| AVAILABLE DATA |
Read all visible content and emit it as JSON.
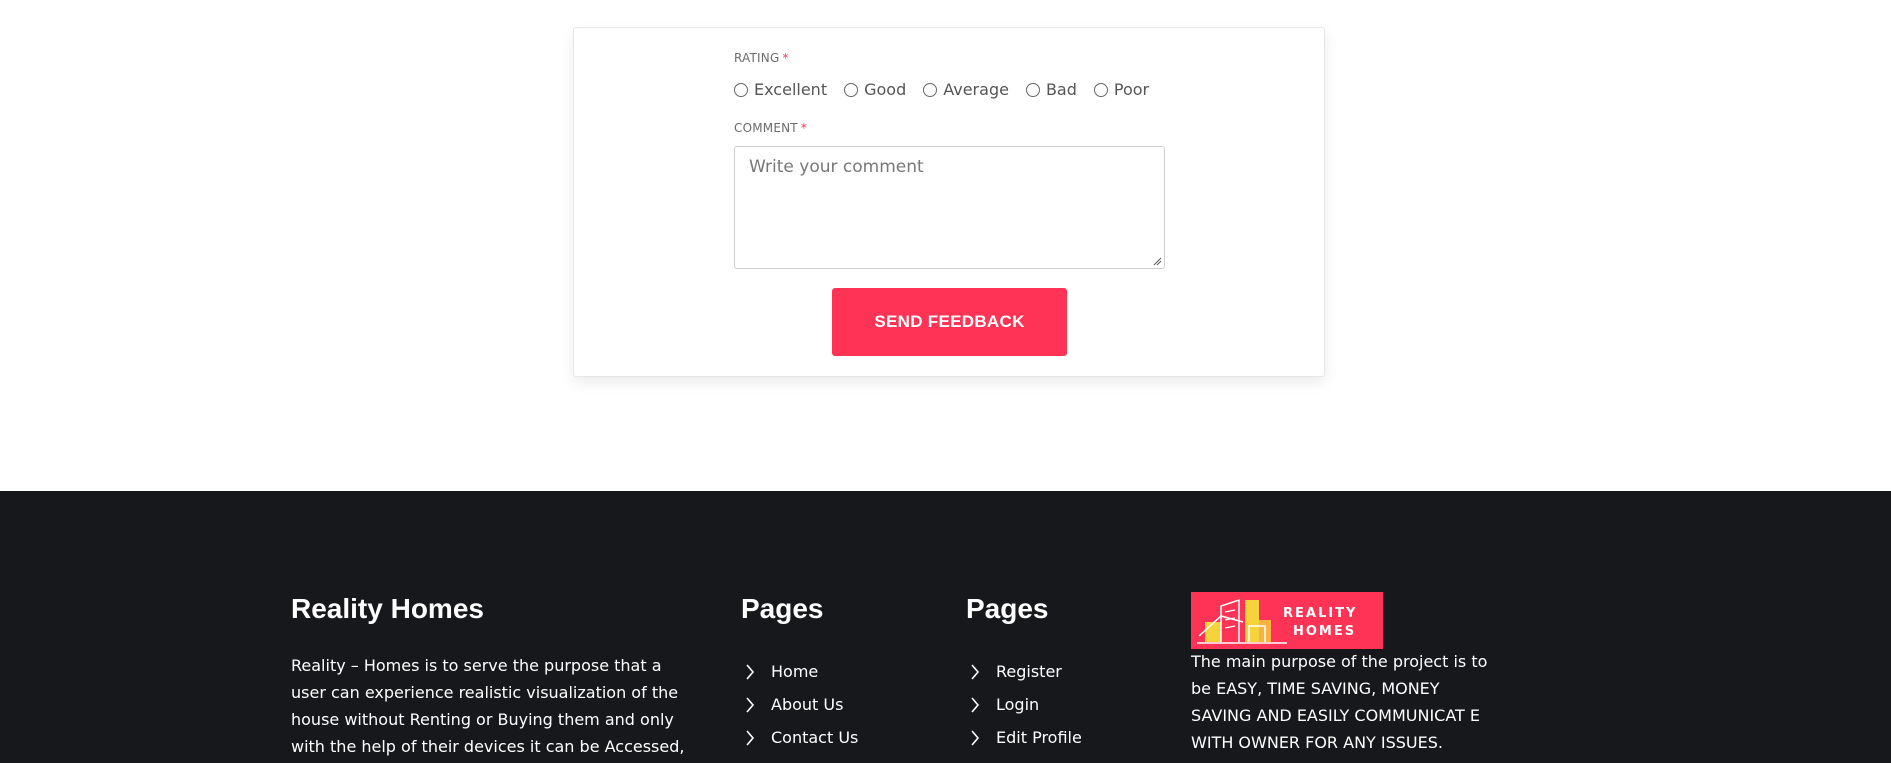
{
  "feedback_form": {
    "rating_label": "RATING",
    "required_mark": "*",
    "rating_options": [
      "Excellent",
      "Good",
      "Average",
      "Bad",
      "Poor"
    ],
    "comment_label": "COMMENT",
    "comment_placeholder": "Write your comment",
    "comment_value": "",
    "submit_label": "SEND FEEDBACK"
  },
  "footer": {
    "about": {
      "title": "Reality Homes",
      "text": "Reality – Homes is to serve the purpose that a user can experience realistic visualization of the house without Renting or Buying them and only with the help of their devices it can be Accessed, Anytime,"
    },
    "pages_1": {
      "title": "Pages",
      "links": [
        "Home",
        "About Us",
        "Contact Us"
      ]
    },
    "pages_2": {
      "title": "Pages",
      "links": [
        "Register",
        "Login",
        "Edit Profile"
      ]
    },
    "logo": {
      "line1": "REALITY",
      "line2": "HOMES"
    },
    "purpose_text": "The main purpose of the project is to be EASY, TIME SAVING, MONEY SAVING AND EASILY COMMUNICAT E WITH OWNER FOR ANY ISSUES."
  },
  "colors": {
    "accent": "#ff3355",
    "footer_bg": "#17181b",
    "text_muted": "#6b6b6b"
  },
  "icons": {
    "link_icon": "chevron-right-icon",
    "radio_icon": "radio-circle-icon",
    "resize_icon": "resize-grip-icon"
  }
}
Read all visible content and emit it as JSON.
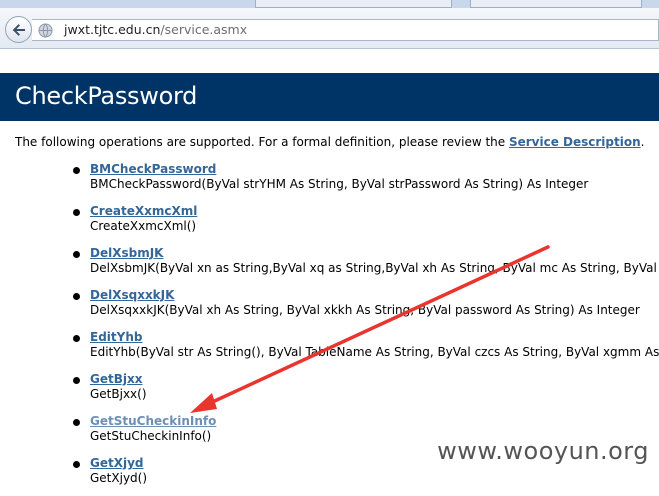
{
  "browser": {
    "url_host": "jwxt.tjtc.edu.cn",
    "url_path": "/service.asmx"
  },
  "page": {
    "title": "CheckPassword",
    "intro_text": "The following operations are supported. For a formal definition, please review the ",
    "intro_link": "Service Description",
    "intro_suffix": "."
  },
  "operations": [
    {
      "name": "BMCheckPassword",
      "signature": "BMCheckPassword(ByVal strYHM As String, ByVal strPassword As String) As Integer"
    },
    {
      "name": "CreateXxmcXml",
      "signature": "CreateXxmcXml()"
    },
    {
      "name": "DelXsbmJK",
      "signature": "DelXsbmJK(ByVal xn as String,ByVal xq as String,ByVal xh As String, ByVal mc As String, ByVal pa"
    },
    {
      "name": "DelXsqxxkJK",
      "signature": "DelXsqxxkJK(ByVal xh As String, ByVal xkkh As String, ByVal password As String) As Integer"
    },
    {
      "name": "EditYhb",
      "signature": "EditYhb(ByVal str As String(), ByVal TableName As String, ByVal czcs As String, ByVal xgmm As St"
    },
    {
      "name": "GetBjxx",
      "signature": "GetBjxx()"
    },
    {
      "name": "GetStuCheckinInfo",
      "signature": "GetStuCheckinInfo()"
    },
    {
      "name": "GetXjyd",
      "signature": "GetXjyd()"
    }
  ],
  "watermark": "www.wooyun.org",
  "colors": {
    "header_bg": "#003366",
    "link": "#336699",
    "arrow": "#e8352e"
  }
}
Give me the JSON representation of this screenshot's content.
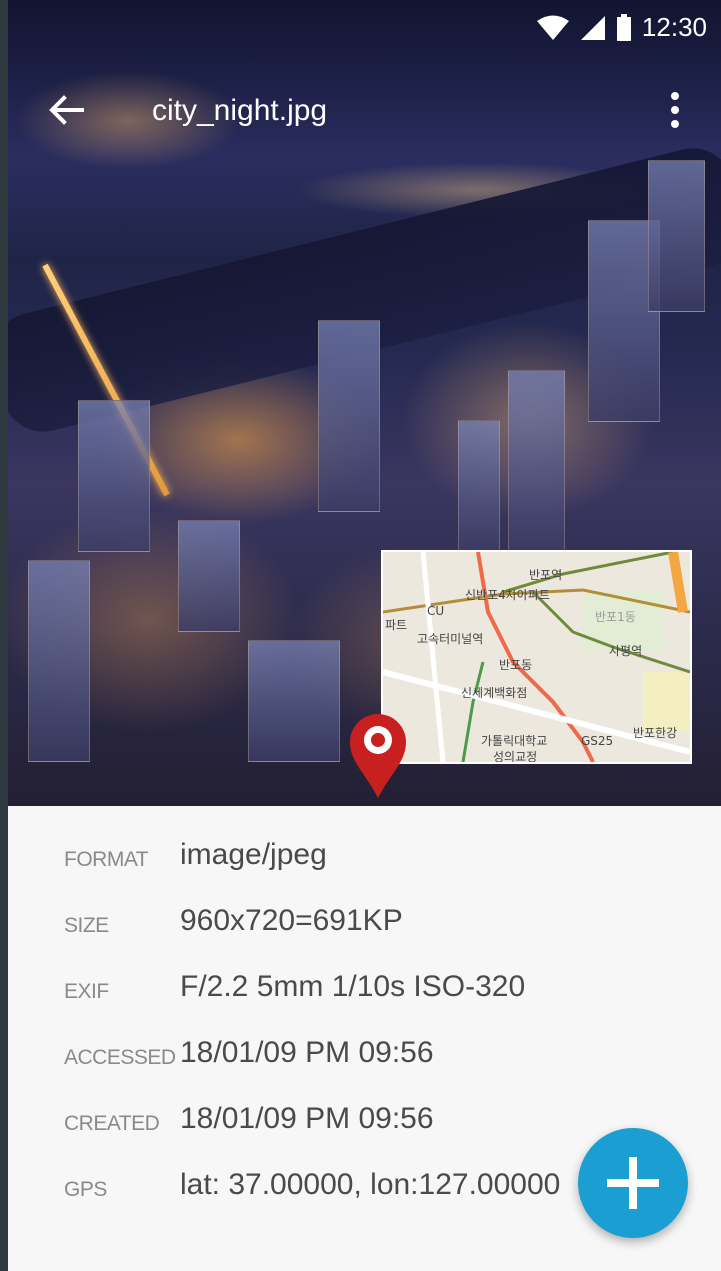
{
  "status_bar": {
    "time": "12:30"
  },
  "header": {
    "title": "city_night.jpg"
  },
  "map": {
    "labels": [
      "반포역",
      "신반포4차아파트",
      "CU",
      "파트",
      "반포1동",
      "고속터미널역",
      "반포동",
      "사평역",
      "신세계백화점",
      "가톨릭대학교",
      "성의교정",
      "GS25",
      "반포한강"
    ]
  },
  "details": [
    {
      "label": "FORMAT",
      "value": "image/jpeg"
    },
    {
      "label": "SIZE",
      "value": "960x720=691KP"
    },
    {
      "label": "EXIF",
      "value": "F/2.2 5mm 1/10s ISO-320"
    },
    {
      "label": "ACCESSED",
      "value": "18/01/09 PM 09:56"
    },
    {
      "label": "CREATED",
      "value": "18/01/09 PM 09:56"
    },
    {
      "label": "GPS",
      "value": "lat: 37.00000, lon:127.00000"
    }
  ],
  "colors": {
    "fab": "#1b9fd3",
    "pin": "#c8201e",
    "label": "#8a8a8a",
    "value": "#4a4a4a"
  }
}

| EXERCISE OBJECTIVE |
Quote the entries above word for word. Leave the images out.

| SOLUTION FOR THIS EXERCISE |
Read all visible content and emit it as JSON.
{
  "feedback_form": {
    "rating_label": "RATING",
    "required_mark": "*",
    "rating_options": [
      "Excellent",
      "Good",
      "Average",
      "Bad",
      "Poor"
    ],
    "comment_label": "COMMENT",
    "comment_placeholder": "Write your comment",
    "comment_value": "",
    "submit_label": "SEND FEEDBACK"
  },
  "footer": {
    "about": {
      "title": "Reality Homes",
      "text": "Reality – Homes is to serve the purpose that a user can experience realistic visualization of the house without Renting or Buying them and only with the help of their devices it can be Accessed, Anytime,"
    },
    "pages_1": {
      "title": "Pages",
      "links": [
        "Home",
        "About Us",
        "Contact Us"
      ]
    },
    "pages_2": {
      "title": "Pages",
      "links": [
        "Register",
        "Login",
        "Edit Profile"
      ]
    },
    "logo": {
      "line1": "REALITY",
      "line2": "HOMES"
    },
    "purpose_text": "The main purpose of the project is to be EASY, TIME SAVING, MONEY SAVING AND EASILY COMMUNICAT E WITH OWNER FOR ANY ISSUES."
  },
  "colors": {
    "accent": "#ff3355",
    "footer_bg": "#17181b",
    "text_muted": "#6b6b6b"
  },
  "icons": {
    "link_icon": "chevron-right-icon",
    "radio_icon": "radio-circle-icon",
    "resize_icon": "resize-grip-icon"
  }
}
Read all visible content and emit it as JSON.
{
  "browser": {
    "url_host": "jwxt.tjtc.edu.cn",
    "url_path": "/service.asmx"
  },
  "page": {
    "title": "CheckPassword",
    "intro_text": "The following operations are supported. For a formal definition, please review the ",
    "intro_link": "Service Description",
    "intro_suffix": "."
  },
  "operations": [
    {
      "name": "BMCheckPassword",
      "signature": "BMCheckPassword(ByVal strYHM As String, ByVal strPassword As String) As Integer"
    },
    {
      "name": "CreateXxmcXml",
      "signature": "CreateXxmcXml()"
    },
    {
      "name": "DelXsbmJK",
      "signature": "DelXsbmJK(ByVal xn as String,ByVal xq as String,ByVal xh As String, ByVal mc As String, ByVal pa"
    },
    {
      "name": "DelXsqxxkJK",
      "signature": "DelXsqxxkJK(ByVal xh As String, ByVal xkkh As String, ByVal password As String) As Integer"
    },
    {
      "name": "EditYhb",
      "signature": "EditYhb(ByVal str As String(), ByVal TableName As String, ByVal czcs As String, ByVal xgmm As St"
    },
    {
      "name": "GetBjxx",
      "signature": "GetBjxx()"
    },
    {
      "name": "GetStuCheckinInfo",
      "signature": "GetStuCheckinInfo()"
    },
    {
      "name": "GetXjyd",
      "signature": "GetXjyd()"
    }
  ],
  "watermark": "www.wooyun.org",
  "colors": {
    "header_bg": "#003366",
    "link": "#336699",
    "arrow": "#e8352e"
  }
}
Give me the JSON representation of this screenshot's content.
{
  "status_bar": {
    "time": "12:30"
  },
  "header": {
    "title": "city_night.jpg"
  },
  "map": {
    "labels": [
      "반포역",
      "신반포4차아파트",
      "CU",
      "파트",
      "반포1동",
      "고속터미널역",
      "반포동",
      "사평역",
      "신세계백화점",
      "가톨릭대학교",
      "성의교정",
      "GS25",
      "반포한강"
    ]
  },
  "details": [
    {
      "label": "FORMAT",
      "value": "image/jpeg"
    },
    {
      "label": "SIZE",
      "value": "960x720=691KP"
    },
    {
      "label": "EXIF",
      "value": "F/2.2 5mm 1/10s ISO-320"
    },
    {
      "label": "ACCESSED",
      "value": "18/01/09 PM 09:56"
    },
    {
      "label": "CREATED",
      "value": "18/01/09 PM 09:56"
    },
    {
      "label": "GPS",
      "value": "lat: 37.00000, lon:127.00000"
    }
  ],
  "colors": {
    "fab": "#1b9fd3",
    "pin": "#c8201e",
    "label": "#8a8a8a",
    "value": "#4a4a4a"
  }
}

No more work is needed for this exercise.